With Democrats holding just a single-seat advantage in the Senate, Feinstein’s absence complicated her party’s efforts to confirm some of President Joe Biden's nominees. Her absence was most pronounced on the Judiciary Committee, where an 11-10 majority became a 10-10 stalemate — frustrating Democratic efforts to confirm some judges and scuttling any plans to issue subpoenas on party-line votes.
Democrats’ efforts to temporarily replace Feinstein on the committee with Sen. Ben Cardin, D-Md., was blocked by Republicans last month, with many saying they could not vote to make it easier for Biden to seat judicial nominees whom they found to be radical or otherwise unacceptable.
Feinstein later disputed that her absence had in any way limited the number of nominees advanced by the committee.
“There has been no slowdown,” Feinstein wrote in a statement last week after the Judiciary Committee advanced seven less controversial nominees on a bipartisan basis. “I’m confident that when I return to the Senate, we will be able to move the remaining qualified nominees out of committee quickly and to the Senate floor for a vote.”
While Feinstein was sidelined, Senate Republicans were able to pass a measure to overturn new air pollution standards on a 50-49 vote, with the help of Democratic Sen. Joe Manchin of West Virginia. Biden is expected to veto it.

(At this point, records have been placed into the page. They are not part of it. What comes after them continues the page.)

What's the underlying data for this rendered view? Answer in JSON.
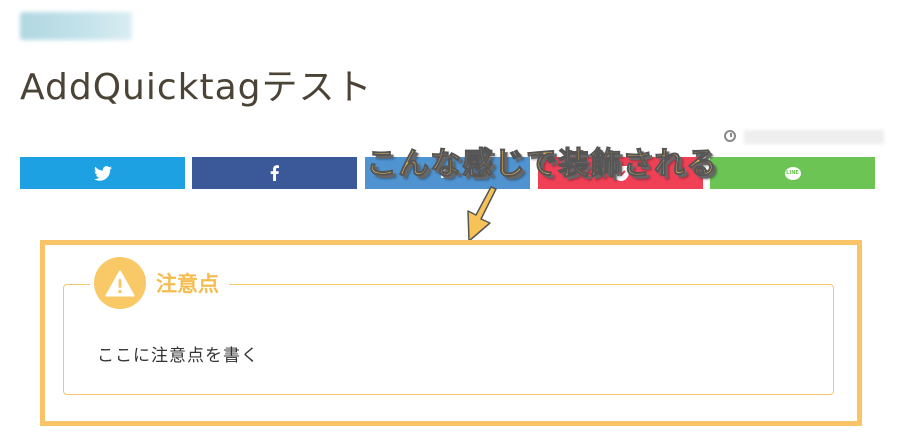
{
  "post": {
    "title": "AddQuicktagテスト"
  },
  "meta": {
    "clock_icon": "clock-icon"
  },
  "share": {
    "buttons": [
      {
        "service": "twitter",
        "icon": "twitter-bird-icon",
        "color": "#1da1e2"
      },
      {
        "service": "facebook",
        "icon": "facebook-f-icon",
        "color": "#3b5998"
      },
      {
        "service": "hatena",
        "icon": "hatena-icon",
        "color": "#4f93d0"
      },
      {
        "service": "pocket",
        "icon": "pocket-icon",
        "color": "#ef4056"
      },
      {
        "service": "line",
        "icon": "line-icon",
        "color": "#6cc455",
        "label": "LINE"
      }
    ]
  },
  "annotation": {
    "text": "こんな感じで装飾される",
    "color": "#f7c258"
  },
  "caution": {
    "label": "注意点",
    "body": "ここに注意点を書く",
    "accent_color": "#f9c867",
    "icon": "warning-icon"
  }
}
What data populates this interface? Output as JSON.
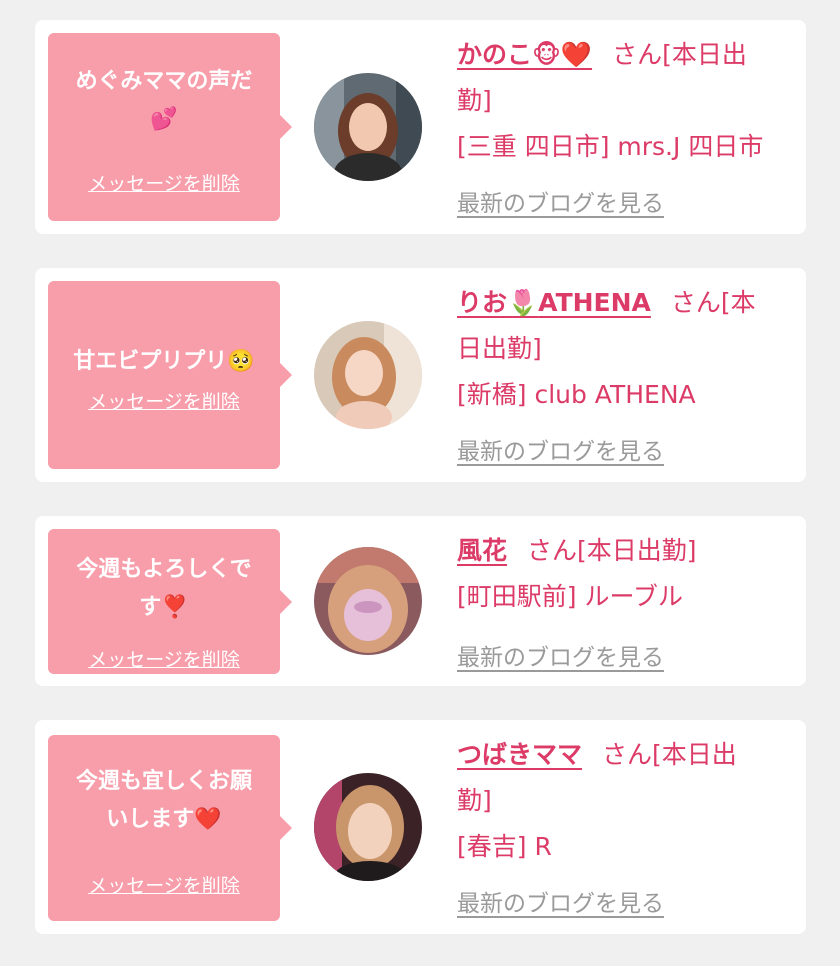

At 89, Feinstein is the Senate’s oldest member, and she had already announced her intention to retire when her term ends, in early 2025. She has served in the Senate since 1992.
The primary to fill Feinstein's safe Democratic seat is likely to be one of the marquee races next year — and her prolonged absence from the Senate has prompted some calls for her to resign early so Democratic Gov. Gavin Newsom could fill her seat by appointment immediately.
The calls, which Feinstein’s defenders have decried as both sexist and ageist, may now be muted by her return.
This article was originally published on NBCNews.com